That brings us to John Hawkes, who has been absolutely killing it career-wise recently. He’s done some very versatile work, and this is probably his most vulnerable performance to date. Playing a man living in an iron lung, with a somewhat crap card dealt from life, his sense of humor up against his own really close awareness to his own humanity and everything bad and/or beautiful around him is equal parts heartbreaking and heartwarming, but overall purely praiseworthy. As far as protagonists that use a lot of voice-over go, this one absolutely works, considering his handicap, wherein he thinks and writes more than he does motion. Of course, his facial language is well stretched and performed as well, but the delivery of his thoughts and words is even more beautiful to hear- it’s like poetry. When it comes to him and the actual sexual sessions he goes through, wherein he learns to make love and learn about his body, the scenes can indeed become awkward, but Hawkes’ performance up against Hunt’s sweet and tender mother-like demeanor is so vulnerable and nerve-wrecking, but pays off, just like every single factor in this film, once penetration and contact is made. Like this film, I don’t mean to be crass about the sex within it, but the absolute heft with which sex is treated is so unique and special that it almost brings you to tears just thinking about it, let alone watching it through a well directed lens and performed by one of the strongest actor working today. I can’t recommend seeing this film enough, honestly. Just be open, and you’ll get the best of it.

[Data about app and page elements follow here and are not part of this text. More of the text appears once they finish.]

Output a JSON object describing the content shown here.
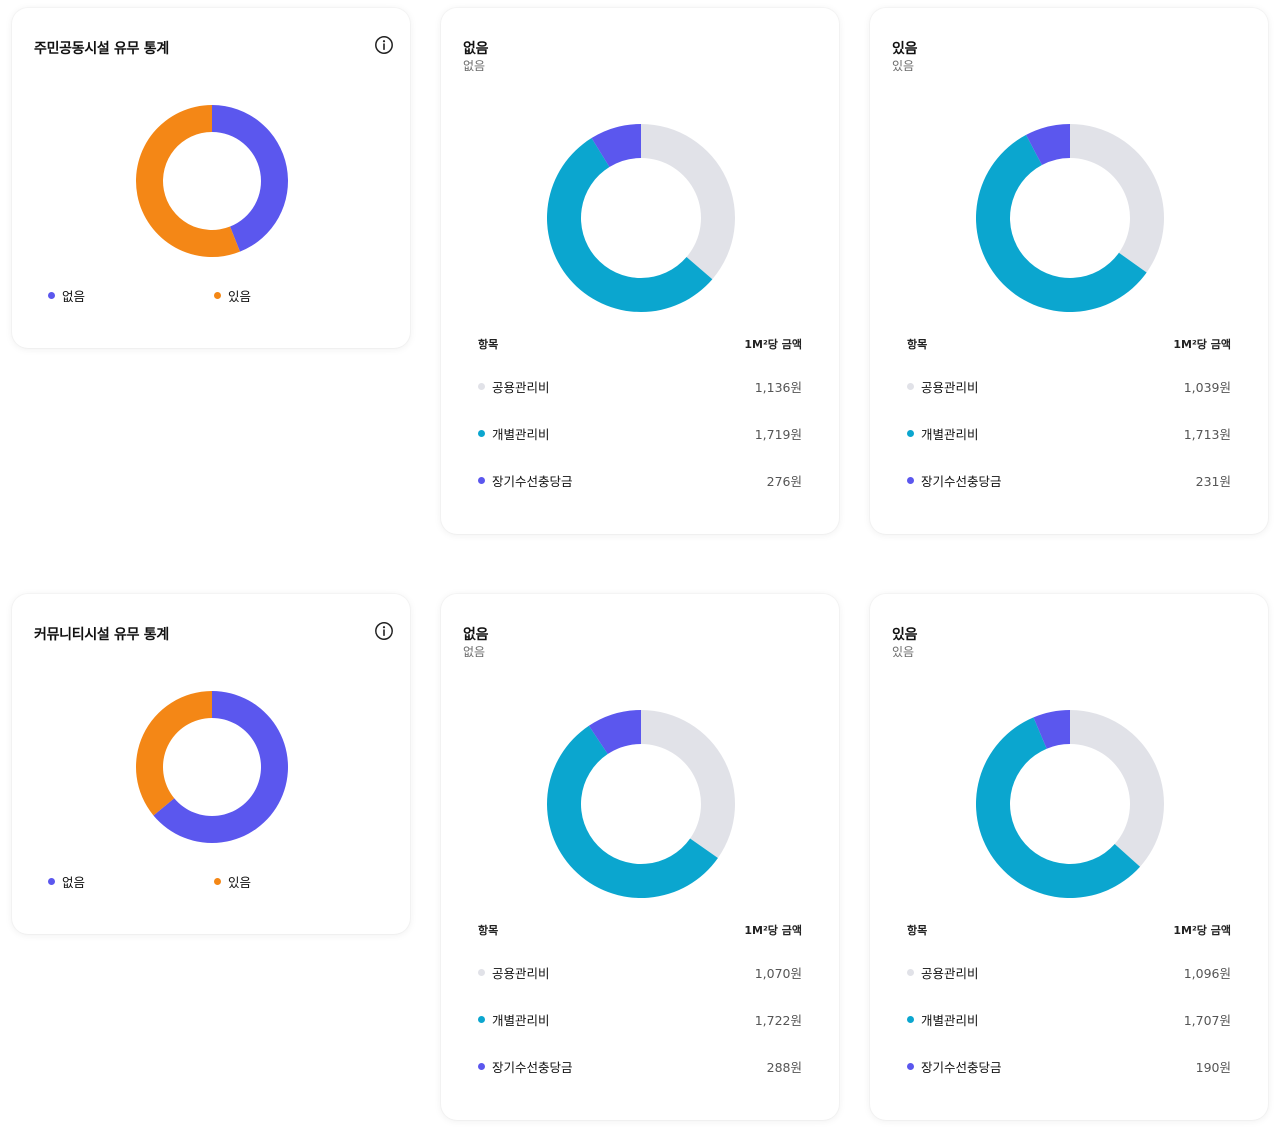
{
  "colors": {
    "none": "#5b57ee",
    "exists": "#f48716",
    "common_fee": "#e1e2e8",
    "individual_fee": "#0ba6cf",
    "long_term_fund": "#5b57ee"
  },
  "sections": [
    {
      "summary": {
        "title": "주민공동시설 유무 통계",
        "info_icon": "info-icon",
        "legend": [
          {
            "label": "없음",
            "color": "#5b57ee"
          },
          {
            "label": "있음",
            "color": "#f48716"
          }
        ]
      },
      "details": [
        {
          "title": "없음",
          "subtitle": "없음",
          "table_headers": {
            "item": "항목",
            "amount": "1M²당 금액"
          },
          "rows": [
            {
              "label": "공용관리비",
              "amount": "1,136원",
              "color": "#e1e2e8"
            },
            {
              "label": "개별관리비",
              "amount": "1,719원",
              "color": "#0ba6cf"
            },
            {
              "label": "장기수선충당금",
              "amount": "276원",
              "color": "#5b57ee"
            }
          ]
        },
        {
          "title": "있음",
          "subtitle": "있음",
          "table_headers": {
            "item": "항목",
            "amount": "1M²당 금액"
          },
          "rows": [
            {
              "label": "공용관리비",
              "amount": "1,039원",
              "color": "#e1e2e8"
            },
            {
              "label": "개별관리비",
              "amount": "1,713원",
              "color": "#0ba6cf"
            },
            {
              "label": "장기수선충당금",
              "amount": "231원",
              "color": "#5b57ee"
            }
          ]
        }
      ]
    },
    {
      "summary": {
        "title": "커뮤니티시설 유무 통계",
        "info_icon": "info-icon",
        "legend": [
          {
            "label": "없음",
            "color": "#5b57ee"
          },
          {
            "label": "있음",
            "color": "#f48716"
          }
        ]
      },
      "details": [
        {
          "title": "없음",
          "subtitle": "없음",
          "table_headers": {
            "item": "항목",
            "amount": "1M²당 금액"
          },
          "rows": [
            {
              "label": "공용관리비",
              "amount": "1,070원",
              "color": "#e1e2e8"
            },
            {
              "label": "개별관리비",
              "amount": "1,722원",
              "color": "#0ba6cf"
            },
            {
              "label": "장기수선충당금",
              "amount": "288원",
              "color": "#5b57ee"
            }
          ]
        },
        {
          "title": "있음",
          "subtitle": "있음",
          "table_headers": {
            "item": "항목",
            "amount": "1M²당 금액"
          },
          "rows": [
            {
              "label": "공용관리비",
              "amount": "1,096원",
              "color": "#e1e2e8"
            },
            {
              "label": "개별관리비",
              "amount": "1,707원",
              "color": "#0ba6cf"
            },
            {
              "label": "장기수선충당금",
              "amount": "190원",
              "color": "#5b57ee"
            }
          ]
        }
      ]
    }
  ],
  "chart_data": [
    {
      "type": "pie",
      "title": "주민공동시설 유무 통계",
      "categories": [
        "없음",
        "있음"
      ],
      "values": [
        44,
        56
      ],
      "colors": [
        "#5b57ee",
        "#f48716"
      ]
    },
    {
      "type": "pie",
      "title": "없음",
      "categories": [
        "공용관리비",
        "개별관리비",
        "장기수선충당금"
      ],
      "values": [
        1136,
        1719,
        276
      ],
      "colors": [
        "#e1e2e8",
        "#0ba6cf",
        "#5b57ee"
      ]
    },
    {
      "type": "pie",
      "title": "있음",
      "categories": [
        "공용관리비",
        "개별관리비",
        "장기수선충당금"
      ],
      "values": [
        1039,
        1713,
        231
      ],
      "colors": [
        "#e1e2e8",
        "#0ba6cf",
        "#5b57ee"
      ]
    },
    {
      "type": "pie",
      "title": "커뮤니티시설 유무 통계",
      "categories": [
        "없음",
        "있음"
      ],
      "values": [
        64,
        36
      ],
      "colors": [
        "#5b57ee",
        "#f48716"
      ]
    },
    {
      "type": "pie",
      "title": "없음",
      "categories": [
        "공용관리비",
        "개별관리비",
        "장기수선충당금"
      ],
      "values": [
        1070,
        1722,
        288
      ],
      "colors": [
        "#e1e2e8",
        "#0ba6cf",
        "#5b57ee"
      ]
    },
    {
      "type": "pie",
      "title": "있음",
      "categories": [
        "공용관리비",
        "개별관리비",
        "장기수선충당금"
      ],
      "values": [
        1096,
        1707,
        190
      ],
      "colors": [
        "#e1e2e8",
        "#0ba6cf",
        "#5b57ee"
      ]
    }
  ]
}
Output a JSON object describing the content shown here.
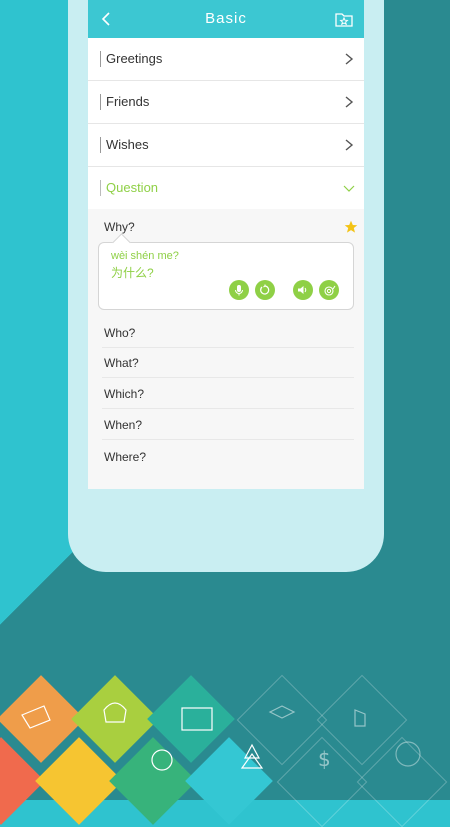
{
  "header": {
    "title": "Basic"
  },
  "categories": [
    {
      "label": "Greetings"
    },
    {
      "label": "Friends"
    },
    {
      "label": "Wishes"
    },
    {
      "label": "Question"
    }
  ],
  "expanded_phrase": {
    "english": "Why?",
    "pinyin": "wèi shén me?",
    "chinese": "为什么?"
  },
  "phrases": [
    "Who?",
    "What?",
    "Which?",
    "When?",
    "Where?"
  ],
  "colors": {
    "accent_teal": "#3cc7d2",
    "accent_green": "#8fd046",
    "star": "#f3c316"
  },
  "icons": [
    "back-icon",
    "favorite-folder-icon",
    "chevron-right-icon",
    "chevron-down-icon",
    "star-icon",
    "microphone-icon",
    "replay-icon",
    "speaker-icon",
    "slow-snail-icon"
  ]
}
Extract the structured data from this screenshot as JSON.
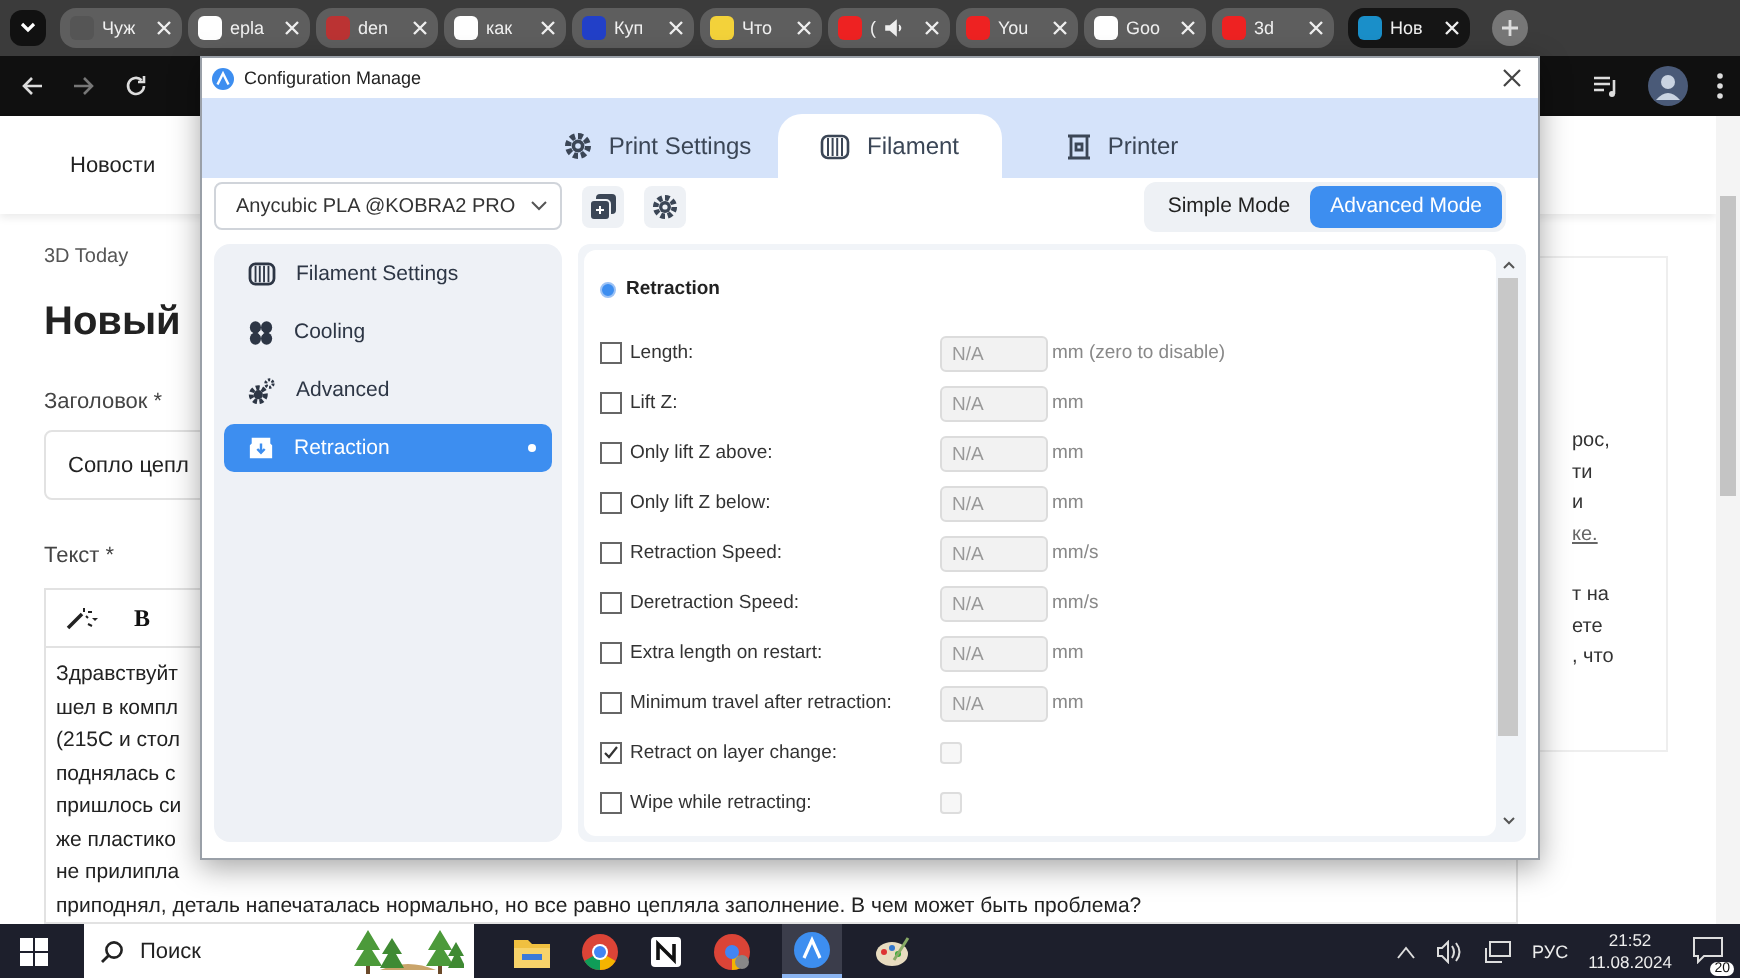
{
  "browser": {
    "tabs": [
      {
        "title": "Чуж",
        "audio": false,
        "selected": false
      },
      {
        "title": "epla",
        "audio": false,
        "selected": false
      },
      {
        "title": "den",
        "audio": false,
        "selected": false
      },
      {
        "title": "как",
        "audio": false,
        "selected": false
      },
      {
        "title": "Куп",
        "audio": false,
        "selected": false
      },
      {
        "title": "Что",
        "audio": false,
        "selected": false
      },
      {
        "title": "(",
        "audio": true,
        "selected": false
      },
      {
        "title": "You",
        "audio": false,
        "selected": false
      },
      {
        "title": "Goo",
        "audio": false,
        "selected": false
      },
      {
        "title": "3d",
        "audio": false,
        "selected": false
      },
      {
        "title": "Нов",
        "audio": false,
        "selected": true
      }
    ]
  },
  "page": {
    "nav": "Новости",
    "breadcrumb": "3D Today",
    "heading": "Новый",
    "title_label": "Заголовок *",
    "title_value": "Сопло цепл",
    "text_label": "Текст *",
    "bold_button": "B",
    "body_lines": [
      "Здравствуйт",
      "шел в компл",
      "(215С и стол",
      "поднялась с",
      "пришлось си",
      "же пластико",
      "не прилипла"
    ],
    "last_line": "приподнял, деталь напечаталась нормально, но все равно цепляла заполнение. В чем может быть проблема?",
    "side_lines": [
      {
        "text": "рос,",
        "link": false
      },
      {
        "text": "ти",
        "link": false
      },
      {
        "text": "и",
        "link": false
      },
      {
        "text": "ке.",
        "link": true
      },
      {
        "text": "т на",
        "link": false
      },
      {
        "text": "ете",
        "link": false
      },
      {
        "text": ", что",
        "link": false
      }
    ]
  },
  "dialog": {
    "title": "Configuration Manage",
    "tabs": [
      {
        "label": "Print Settings",
        "selected": false
      },
      {
        "label": "Filament",
        "selected": true
      },
      {
        "label": "Printer",
        "selected": false
      }
    ],
    "preset": "Anycubic PLA @KOBRA2 PRO",
    "modes": [
      {
        "label": "Simple Mode",
        "selected": false
      },
      {
        "label": "Advanced Mode",
        "selected": true
      }
    ],
    "sidebar": [
      {
        "label": "Filament Settings",
        "selected": false
      },
      {
        "label": "Cooling",
        "selected": false
      },
      {
        "label": "Advanced",
        "selected": false
      },
      {
        "label": "Retraction",
        "selected": true
      }
    ],
    "section": "Retraction",
    "settings": [
      {
        "kind": "number",
        "label": "Length:",
        "checked": false,
        "value": "N/A",
        "unit": "mm (zero to disable)"
      },
      {
        "kind": "number",
        "label": "Lift Z:",
        "checked": false,
        "value": "N/A",
        "unit": "mm"
      },
      {
        "kind": "number",
        "label": "Only lift Z above:",
        "checked": false,
        "value": "N/A",
        "unit": "mm"
      },
      {
        "kind": "number",
        "label": "Only lift Z below:",
        "checked": false,
        "value": "N/A",
        "unit": "mm"
      },
      {
        "kind": "number",
        "label": "Retraction Speed:",
        "checked": false,
        "value": "N/A",
        "unit": "mm/s"
      },
      {
        "kind": "number",
        "label": "Deretraction Speed:",
        "checked": false,
        "value": "N/A",
        "unit": "mm/s"
      },
      {
        "kind": "number",
        "label": "Extra length on restart:",
        "checked": false,
        "value": "N/A",
        "unit": "mm"
      },
      {
        "kind": "number",
        "label": "Minimum travel after retraction:",
        "checked": false,
        "value": "N/A",
        "unit": "mm"
      },
      {
        "kind": "toggle",
        "label": "Retract on layer change:",
        "checked": true,
        "value_checked": false
      },
      {
        "kind": "toggle",
        "label": "Wipe while retracting:",
        "checked": false,
        "value_checked": false
      }
    ]
  },
  "taskbar": {
    "search": "Поиск",
    "language": "РУС",
    "time": "21:52",
    "date": "11.08.2024",
    "notifications": "20"
  }
}
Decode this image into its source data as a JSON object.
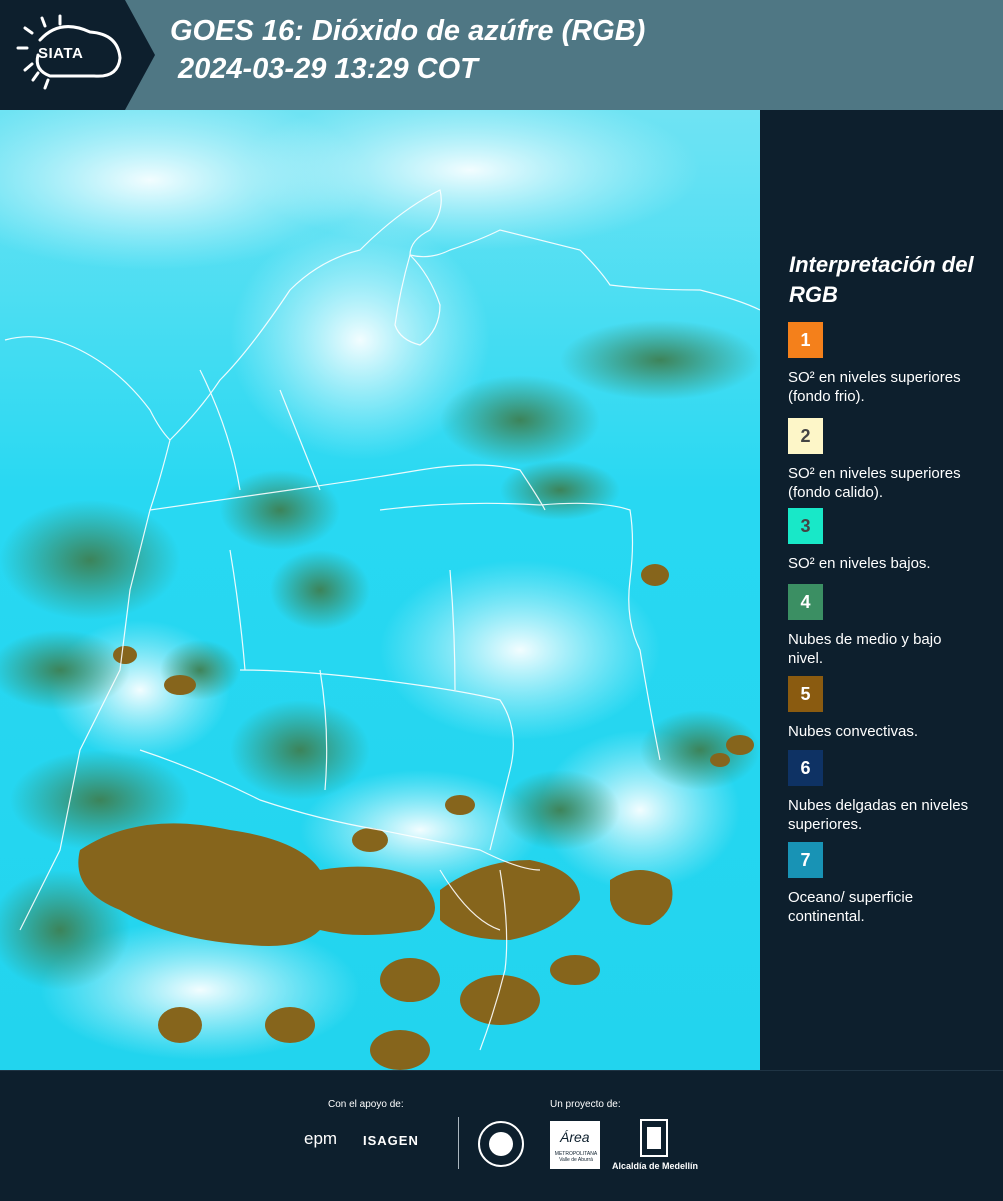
{
  "header": {
    "logo_text": "SIATA",
    "title_line1": "GOES 16: Dióxido de azúfre (RGB)",
    "title_line2": "2024-03-29 13:29 COT"
  },
  "legend": {
    "title": "Interpretación del RGB",
    "items": [
      {
        "number": "1",
        "text": "SO² en niveles superiores (fondo frio).",
        "color": "#f4801b"
      },
      {
        "number": "2",
        "text": "SO² en niveles superiores (fondo calido).",
        "color": "#fdf6c8"
      },
      {
        "number": "3",
        "text": "SO² en niveles bajos.",
        "color": "#18e8c8"
      },
      {
        "number": "4",
        "text": "Nubes de medio y bajo nivel.",
        "color": "#3b8f63"
      },
      {
        "number": "5",
        "text": "Nubes convectivas.",
        "color": "#8a5b10"
      },
      {
        "number": "6",
        "text": "Nubes delgadas en niveles superiores.",
        "color": "#0e3264"
      },
      {
        "number": "7",
        "text": "Oceano/ superficie continental.",
        "color": "#1893b5"
      }
    ]
  },
  "footer": {
    "support_label": "Con el apoyo de:",
    "project_label": "Un proyecto de:",
    "epm_logo": "epm",
    "isagen_logo": "ISAGEN",
    "area_logo": "Área",
    "area_logo_subtitle": "METROPOLITANA Valle de Aburrá",
    "alcaldia_logo": "Alcaldía de Medellín"
  },
  "colors": {
    "header_bg": "#4f7784",
    "panel_bg": "#0d1f2d",
    "map_sky": "#22d6f0",
    "map_cloud_white": "#e6fbfd",
    "map_convective": "#8a6a1c",
    "map_green": "#4a8a5a",
    "border_line": "#ffffff"
  }
}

IN ENTIRELY UNNECESSARY CONCLUSION...
Thanks for reading! Have a good night, and stay tuned for part 3!